As previously stated, developed nations, such as the United States, are in favor or stronger intellectual property rights. Whereas, developing nations, such as South Africa, are in favor of weaker intellectual property rights. This is due to the fact that developed nations profit from the exportation of patents and intellectual property. Although the TRIPS agreement sets a minimum standard of global intellectual property rights, countries are free to negotiate for stronger intellectual property protection.  These agreements are called “TRIPS-Plus.”  Some of the most popular agreements under TRIPS-plus include terms that extend patent protection beyond the maximum twenty year term, the restriction of compulsory licensing and allowing the patent holder to stop parallel importation. 
Developing nations are in favor of foreign trade agreements (FTAs) because of the increase of investment by pharmaceutical companies and the greater market access to drugs.  Additionally, there is a common rationale used to support protection of international patents in developing nations is that strong patent protection will increase foreign investments by large pharmaceutical companies.  Moreover, there is statistic evidence that shows companies cancelling investments in poor, developing nations that have weak intellectual property protection.  On the other hand, the United Nations has conducted studies that show there is still large foreign investment in countries with weak intellectual property protection.
TRIPS-PLUS and FTAs have created more protection for patented pharmaceuticals, such as extending patent protection life.  TRIPs-PLUS has also strengthened patent rights by restricting otherwise allowing compulsory licensing and parallel importation.  In conclusion, by signing FTAs and TRIPs-PLUS agreements developing countries allow for trade expansion, which allows extra money for research and development for pharmaceutical companies and provide stronger international intellectual property rights. 

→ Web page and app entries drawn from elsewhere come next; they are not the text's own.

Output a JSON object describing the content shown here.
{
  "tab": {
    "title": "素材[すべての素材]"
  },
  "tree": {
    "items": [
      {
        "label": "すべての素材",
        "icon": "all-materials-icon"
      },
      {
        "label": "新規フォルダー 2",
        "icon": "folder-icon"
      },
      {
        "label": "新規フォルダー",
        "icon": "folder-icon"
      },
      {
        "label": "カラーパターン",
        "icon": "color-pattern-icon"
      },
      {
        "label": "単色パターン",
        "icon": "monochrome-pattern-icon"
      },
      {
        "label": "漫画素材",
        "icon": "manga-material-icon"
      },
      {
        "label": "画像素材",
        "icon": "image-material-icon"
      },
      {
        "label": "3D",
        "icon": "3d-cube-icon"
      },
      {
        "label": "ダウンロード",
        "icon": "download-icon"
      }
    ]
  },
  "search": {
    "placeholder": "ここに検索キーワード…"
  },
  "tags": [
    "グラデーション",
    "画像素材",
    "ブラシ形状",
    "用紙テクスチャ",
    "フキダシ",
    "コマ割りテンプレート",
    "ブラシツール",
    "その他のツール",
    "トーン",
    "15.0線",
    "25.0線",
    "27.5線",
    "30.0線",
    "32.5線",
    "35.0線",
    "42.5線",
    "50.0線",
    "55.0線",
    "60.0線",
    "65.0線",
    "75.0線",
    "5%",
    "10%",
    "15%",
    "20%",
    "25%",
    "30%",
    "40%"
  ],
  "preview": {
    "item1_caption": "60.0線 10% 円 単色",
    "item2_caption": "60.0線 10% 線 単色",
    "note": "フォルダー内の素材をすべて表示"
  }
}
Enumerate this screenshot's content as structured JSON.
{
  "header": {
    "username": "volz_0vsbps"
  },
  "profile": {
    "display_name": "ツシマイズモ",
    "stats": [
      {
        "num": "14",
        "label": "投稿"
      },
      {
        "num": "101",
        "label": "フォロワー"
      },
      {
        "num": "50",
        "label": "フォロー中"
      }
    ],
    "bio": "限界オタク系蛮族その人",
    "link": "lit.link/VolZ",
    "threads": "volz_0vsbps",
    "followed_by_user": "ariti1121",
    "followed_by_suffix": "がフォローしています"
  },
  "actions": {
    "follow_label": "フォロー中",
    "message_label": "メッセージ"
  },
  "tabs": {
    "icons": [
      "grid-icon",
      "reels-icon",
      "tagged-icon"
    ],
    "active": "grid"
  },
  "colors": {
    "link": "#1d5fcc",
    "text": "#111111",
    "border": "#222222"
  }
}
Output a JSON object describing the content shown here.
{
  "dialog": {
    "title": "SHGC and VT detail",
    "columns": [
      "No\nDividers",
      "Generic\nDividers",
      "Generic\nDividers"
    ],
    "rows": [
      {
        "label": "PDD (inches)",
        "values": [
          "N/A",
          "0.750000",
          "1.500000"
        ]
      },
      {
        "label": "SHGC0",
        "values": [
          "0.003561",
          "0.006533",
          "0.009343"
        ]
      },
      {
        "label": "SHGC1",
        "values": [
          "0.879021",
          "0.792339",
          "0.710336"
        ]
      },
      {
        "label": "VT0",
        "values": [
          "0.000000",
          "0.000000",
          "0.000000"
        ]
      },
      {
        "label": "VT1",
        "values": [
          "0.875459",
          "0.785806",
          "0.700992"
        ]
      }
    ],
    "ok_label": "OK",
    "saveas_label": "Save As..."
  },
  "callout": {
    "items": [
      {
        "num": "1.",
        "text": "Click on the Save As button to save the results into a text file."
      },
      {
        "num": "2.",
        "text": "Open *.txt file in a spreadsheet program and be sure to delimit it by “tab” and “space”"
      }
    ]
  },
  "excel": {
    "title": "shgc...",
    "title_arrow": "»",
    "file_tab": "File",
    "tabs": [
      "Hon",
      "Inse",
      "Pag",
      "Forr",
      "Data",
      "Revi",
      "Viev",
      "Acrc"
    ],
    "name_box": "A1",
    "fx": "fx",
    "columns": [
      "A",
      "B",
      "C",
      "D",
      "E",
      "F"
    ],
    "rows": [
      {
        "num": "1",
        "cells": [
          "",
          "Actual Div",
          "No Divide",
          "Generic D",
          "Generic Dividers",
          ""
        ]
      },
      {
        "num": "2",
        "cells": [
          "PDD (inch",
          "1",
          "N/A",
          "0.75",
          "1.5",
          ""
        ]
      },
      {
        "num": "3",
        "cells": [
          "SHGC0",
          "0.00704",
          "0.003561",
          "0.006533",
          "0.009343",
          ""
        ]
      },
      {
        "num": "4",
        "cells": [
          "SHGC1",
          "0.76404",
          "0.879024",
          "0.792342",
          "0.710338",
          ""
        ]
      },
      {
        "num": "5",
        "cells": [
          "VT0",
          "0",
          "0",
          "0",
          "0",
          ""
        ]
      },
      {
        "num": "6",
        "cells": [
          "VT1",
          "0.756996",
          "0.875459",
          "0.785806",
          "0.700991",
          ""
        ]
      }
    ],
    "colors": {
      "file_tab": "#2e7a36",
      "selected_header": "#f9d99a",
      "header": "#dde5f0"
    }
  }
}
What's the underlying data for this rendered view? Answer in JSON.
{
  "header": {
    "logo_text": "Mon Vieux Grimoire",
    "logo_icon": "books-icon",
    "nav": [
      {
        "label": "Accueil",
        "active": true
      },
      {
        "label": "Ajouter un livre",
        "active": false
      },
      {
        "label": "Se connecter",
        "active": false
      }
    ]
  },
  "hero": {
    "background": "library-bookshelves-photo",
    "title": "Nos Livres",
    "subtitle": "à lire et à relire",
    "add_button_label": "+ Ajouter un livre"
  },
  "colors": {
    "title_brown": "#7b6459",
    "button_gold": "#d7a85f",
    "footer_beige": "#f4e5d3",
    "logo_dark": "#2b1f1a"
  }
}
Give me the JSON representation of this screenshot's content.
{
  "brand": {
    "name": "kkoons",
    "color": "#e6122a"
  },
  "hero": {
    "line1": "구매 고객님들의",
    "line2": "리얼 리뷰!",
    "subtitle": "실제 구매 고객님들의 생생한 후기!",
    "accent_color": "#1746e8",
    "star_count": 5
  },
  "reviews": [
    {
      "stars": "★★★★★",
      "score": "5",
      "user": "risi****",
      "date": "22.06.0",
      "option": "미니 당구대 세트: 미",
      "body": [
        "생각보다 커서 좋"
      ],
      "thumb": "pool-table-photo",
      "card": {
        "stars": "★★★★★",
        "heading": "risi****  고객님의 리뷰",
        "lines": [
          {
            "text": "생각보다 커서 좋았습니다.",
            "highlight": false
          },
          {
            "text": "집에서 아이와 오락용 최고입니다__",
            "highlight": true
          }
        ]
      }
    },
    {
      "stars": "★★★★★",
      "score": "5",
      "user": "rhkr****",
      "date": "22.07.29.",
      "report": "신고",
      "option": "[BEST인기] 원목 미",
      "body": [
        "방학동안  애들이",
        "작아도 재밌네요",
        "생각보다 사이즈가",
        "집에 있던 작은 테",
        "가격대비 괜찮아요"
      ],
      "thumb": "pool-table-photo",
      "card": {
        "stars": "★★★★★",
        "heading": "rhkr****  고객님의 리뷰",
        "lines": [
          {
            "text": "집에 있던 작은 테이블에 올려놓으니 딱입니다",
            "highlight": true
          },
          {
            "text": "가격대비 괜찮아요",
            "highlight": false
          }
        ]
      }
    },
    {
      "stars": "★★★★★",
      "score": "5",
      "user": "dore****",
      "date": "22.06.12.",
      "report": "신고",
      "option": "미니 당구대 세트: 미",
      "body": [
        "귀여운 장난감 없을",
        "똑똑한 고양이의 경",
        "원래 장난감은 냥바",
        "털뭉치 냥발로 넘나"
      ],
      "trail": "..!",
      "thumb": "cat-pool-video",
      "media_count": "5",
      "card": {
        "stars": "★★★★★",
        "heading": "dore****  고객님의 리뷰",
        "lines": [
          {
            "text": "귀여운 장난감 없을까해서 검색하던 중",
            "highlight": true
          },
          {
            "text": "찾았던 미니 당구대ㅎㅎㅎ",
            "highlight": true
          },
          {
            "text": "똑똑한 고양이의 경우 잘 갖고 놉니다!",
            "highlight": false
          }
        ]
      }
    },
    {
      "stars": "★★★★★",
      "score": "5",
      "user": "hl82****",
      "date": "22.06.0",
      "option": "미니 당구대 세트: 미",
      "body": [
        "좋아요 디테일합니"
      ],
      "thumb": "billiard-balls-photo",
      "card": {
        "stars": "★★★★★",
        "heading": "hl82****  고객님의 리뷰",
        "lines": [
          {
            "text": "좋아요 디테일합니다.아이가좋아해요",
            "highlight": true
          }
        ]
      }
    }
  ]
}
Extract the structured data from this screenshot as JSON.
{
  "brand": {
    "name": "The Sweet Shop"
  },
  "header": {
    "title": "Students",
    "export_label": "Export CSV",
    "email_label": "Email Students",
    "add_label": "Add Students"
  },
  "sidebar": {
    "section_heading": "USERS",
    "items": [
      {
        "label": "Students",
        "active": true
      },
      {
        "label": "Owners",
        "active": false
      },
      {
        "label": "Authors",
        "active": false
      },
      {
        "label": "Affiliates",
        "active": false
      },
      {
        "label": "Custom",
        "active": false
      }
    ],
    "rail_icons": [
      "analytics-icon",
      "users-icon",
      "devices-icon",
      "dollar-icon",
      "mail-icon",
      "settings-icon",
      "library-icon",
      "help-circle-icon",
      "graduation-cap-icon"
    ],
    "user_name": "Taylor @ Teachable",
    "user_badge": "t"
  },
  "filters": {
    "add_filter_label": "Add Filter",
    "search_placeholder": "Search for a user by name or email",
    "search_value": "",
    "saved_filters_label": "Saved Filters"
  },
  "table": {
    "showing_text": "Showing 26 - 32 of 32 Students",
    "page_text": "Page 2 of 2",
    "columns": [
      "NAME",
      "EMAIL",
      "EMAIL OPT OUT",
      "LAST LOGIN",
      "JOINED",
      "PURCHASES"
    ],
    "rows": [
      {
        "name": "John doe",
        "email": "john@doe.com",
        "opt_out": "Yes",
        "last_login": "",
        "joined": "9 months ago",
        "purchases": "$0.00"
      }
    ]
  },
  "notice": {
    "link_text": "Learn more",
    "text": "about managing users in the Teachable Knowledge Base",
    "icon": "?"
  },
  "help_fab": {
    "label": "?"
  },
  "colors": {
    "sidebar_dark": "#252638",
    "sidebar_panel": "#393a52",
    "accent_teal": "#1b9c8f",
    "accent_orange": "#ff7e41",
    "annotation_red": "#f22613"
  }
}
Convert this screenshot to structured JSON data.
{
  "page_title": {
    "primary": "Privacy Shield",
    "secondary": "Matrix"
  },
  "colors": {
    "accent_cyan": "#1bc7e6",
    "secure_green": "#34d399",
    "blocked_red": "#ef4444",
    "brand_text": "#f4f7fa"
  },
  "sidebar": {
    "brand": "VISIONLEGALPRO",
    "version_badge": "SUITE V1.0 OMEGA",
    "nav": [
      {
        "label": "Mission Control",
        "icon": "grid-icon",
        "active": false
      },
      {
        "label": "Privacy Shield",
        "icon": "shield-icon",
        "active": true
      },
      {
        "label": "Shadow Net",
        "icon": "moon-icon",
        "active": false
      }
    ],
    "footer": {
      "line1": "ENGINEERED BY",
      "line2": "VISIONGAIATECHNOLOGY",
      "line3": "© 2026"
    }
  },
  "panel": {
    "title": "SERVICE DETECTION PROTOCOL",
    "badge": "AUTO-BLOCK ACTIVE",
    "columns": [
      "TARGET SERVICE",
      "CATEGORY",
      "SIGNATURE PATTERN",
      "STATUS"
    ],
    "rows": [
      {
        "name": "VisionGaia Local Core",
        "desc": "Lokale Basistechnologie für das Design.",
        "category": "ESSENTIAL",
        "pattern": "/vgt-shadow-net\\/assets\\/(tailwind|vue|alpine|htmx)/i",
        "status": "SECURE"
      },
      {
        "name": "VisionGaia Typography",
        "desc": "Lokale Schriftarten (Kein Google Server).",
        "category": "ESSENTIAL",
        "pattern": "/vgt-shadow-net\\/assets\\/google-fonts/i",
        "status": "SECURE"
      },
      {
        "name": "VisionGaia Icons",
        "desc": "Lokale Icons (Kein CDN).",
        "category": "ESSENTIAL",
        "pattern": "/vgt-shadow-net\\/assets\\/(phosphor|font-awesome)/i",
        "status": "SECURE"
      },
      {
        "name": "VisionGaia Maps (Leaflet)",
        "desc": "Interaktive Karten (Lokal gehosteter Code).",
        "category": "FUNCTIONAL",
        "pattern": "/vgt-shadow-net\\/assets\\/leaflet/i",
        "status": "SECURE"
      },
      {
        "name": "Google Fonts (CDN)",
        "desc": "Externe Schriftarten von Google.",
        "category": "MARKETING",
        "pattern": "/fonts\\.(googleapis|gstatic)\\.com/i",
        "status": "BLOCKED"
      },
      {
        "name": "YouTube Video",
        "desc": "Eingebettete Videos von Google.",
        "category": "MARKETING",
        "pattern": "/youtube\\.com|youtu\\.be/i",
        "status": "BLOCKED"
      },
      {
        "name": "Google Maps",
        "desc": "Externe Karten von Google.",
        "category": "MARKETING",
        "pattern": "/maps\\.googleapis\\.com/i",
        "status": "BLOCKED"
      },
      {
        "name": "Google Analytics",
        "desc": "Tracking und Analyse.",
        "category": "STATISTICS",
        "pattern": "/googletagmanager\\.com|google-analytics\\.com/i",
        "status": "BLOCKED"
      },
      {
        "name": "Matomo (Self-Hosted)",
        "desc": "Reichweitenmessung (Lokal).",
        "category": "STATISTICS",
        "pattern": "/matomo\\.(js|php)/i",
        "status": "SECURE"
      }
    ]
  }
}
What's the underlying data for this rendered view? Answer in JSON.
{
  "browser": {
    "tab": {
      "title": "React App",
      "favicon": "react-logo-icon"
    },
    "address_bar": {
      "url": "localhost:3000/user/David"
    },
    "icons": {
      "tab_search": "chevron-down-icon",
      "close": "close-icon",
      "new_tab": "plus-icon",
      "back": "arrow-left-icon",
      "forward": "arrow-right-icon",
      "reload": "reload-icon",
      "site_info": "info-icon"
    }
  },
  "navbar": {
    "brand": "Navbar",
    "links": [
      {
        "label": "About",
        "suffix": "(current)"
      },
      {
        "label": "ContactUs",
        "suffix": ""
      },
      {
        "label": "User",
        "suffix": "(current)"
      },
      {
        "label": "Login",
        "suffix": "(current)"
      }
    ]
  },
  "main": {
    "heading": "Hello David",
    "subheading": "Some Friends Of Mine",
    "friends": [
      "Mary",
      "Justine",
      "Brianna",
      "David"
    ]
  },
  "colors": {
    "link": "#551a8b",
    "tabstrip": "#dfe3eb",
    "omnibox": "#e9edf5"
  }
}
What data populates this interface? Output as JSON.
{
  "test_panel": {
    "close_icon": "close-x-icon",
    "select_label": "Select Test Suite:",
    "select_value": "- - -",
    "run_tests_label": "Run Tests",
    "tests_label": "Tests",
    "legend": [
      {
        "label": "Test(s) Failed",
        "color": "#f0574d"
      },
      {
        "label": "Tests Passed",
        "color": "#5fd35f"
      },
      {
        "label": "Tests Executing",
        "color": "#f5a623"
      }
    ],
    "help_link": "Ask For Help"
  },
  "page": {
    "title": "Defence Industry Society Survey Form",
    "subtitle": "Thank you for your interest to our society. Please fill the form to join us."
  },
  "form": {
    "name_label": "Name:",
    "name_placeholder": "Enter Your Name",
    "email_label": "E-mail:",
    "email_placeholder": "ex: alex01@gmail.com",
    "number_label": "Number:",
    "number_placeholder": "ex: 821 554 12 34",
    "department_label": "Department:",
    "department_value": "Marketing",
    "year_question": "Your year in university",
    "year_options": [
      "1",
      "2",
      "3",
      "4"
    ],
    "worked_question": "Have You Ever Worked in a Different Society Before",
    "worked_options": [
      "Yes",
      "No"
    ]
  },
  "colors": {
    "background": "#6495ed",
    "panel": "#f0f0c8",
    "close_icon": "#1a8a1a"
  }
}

 Peter Drahos, Expanding Intellectual Property’s Empire: The Role of FTAs 16 Chi. J. Int’L. 23 (2003)
 David Hindman, The Effect of Intellectual Property Regimes on Foreign Investments in Developing Economies, 23 Ariz. J. Int’l & Comp. L. 467 (2006).